Last week, ADC — in partnership with Shutterstock — played host to Art. Storytelling. Impact, an exhibition celebrating the tenth anniversary of Chicken & Egg Pictures. As part of the exhibition, five ADC Members were selected to partner with five documentary filmmakers to create art installations inspired by their cinematic creations. We’re featuring the artists, films and installations here on the ADC Blog, but we invite you all to visit the ADC Gallery to experience them first hand.
Semper Fi: Always Faithful
Directed by Rachel Libert and Tony Hardmon
Artist/Associate Professor of Art at Butler University
Describe your installation. What was it about your assigned film that inspired you to create this?
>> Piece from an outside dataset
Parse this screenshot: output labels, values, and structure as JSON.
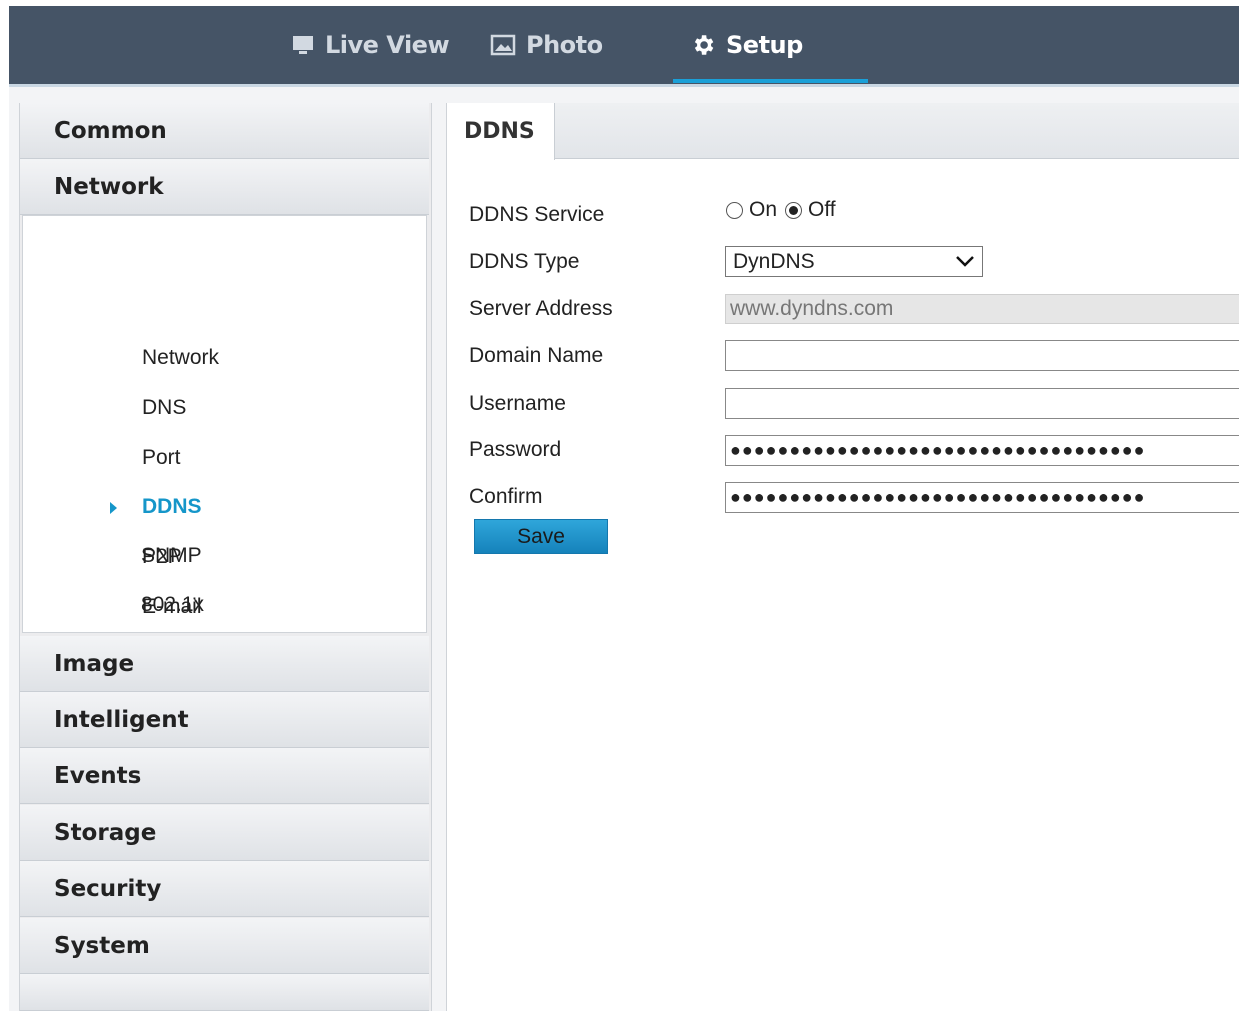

My installation is called Water Tables. The movie Semper Fi describes the contamination found in the drinking water at Camp Lejeune. Part of what struck me about the film was the power of story- of narrative. Every time Jerry Ensiminger told his story more people came to realize what had happened in their own lives, to see themselves as part of the story. The tables, which mimic pools of water, have blue-tinted irregluar shapes and mirrored surfaces. Viewers see themselves and others reflected in the surface. In interacting with the pieces, they become reflected as part of the story.
It is significant that these are tables. Throughout the film kitchen-table conversations play a significant role, as people find out where they fit in this narrative, talk about the effect on their family or simply come together for strength and comfort. ‘Coming to the table’ is a powerful metaphor for conversation, family, and open discussion. The legs of the tables will be built from metal water pipes, furthering the metaphor.
The second part of the installation is also interactive. It consist of three rubber stamps. The stamps have an artistic approximation of the molecular structure of PCE, TCE, and benzene, three of the many toxic chemicals which caused the horrors of Camp Lejeune. There will be clear post-its and visitors will be able to ‘draw’ with the stamped molecules on the wall directly behind the water pools. Part of this piece is to increase people’s knowledge of the kinds of chemicals that are capable of causing this devastation. In creating the stamped images the audience is mimicking the spread of the use of these chemicals.
My goal in this installation is to reflect some of the ideas and the emotional impact of the film.
What was it like to collaborate with the filmmaker?
It was fantastic to be able to collaborate with Rachel Libert. Her documentary is amazing and it was such an honor to be able to talk with her about it. She described the impact the film had after its release. She got to be in the Oval Office during the signing of the Law described in the movie.
“Her documentary is amazing and it was such an honor to be able to talk with her about it. “
I showed her sketches and my statement about the piece. She was really receptive to my ideas and seemed to enjoy seeing the similar ways in which artists and filmmakers work.
This was a special experience.
How does this installation compare to what you normally do?
This project fits closely with my other artwork. I create interactive installations and work that focuses on the connection between art and design. My work can be play-oriented and joyful. The artworks are interactive because I am interested in sharing the artistic process with the audience. I create a platform by which viewers can express their own creativity and exercise their sense of play. With Water Tables, visitors have the opportunity to create their own drawings using the rubber stamps. As they walk around the tables their view and reflections change. They have a chance to see things differently as their view changes.
RACHEL LIBERT & TONY HARDMON
“Interpreting our film Semper Fi: Always Faithful into an installation seemed like a daunting if not impossible task because it is dense with emotional and scientific information. How can one installation capture both sides of the story? But Gautam’s elegant idea of water tables which represent both the”scene of the crime” and the place of emotional connection for our subjects, did just that. It was very exciting to see the installation and to watch people walk around and the tables and interact with the exhibit.”
Gautam’s installation, along with four others created by ADC Members for this exhibition, are on display at the ADC Gallery until November 5.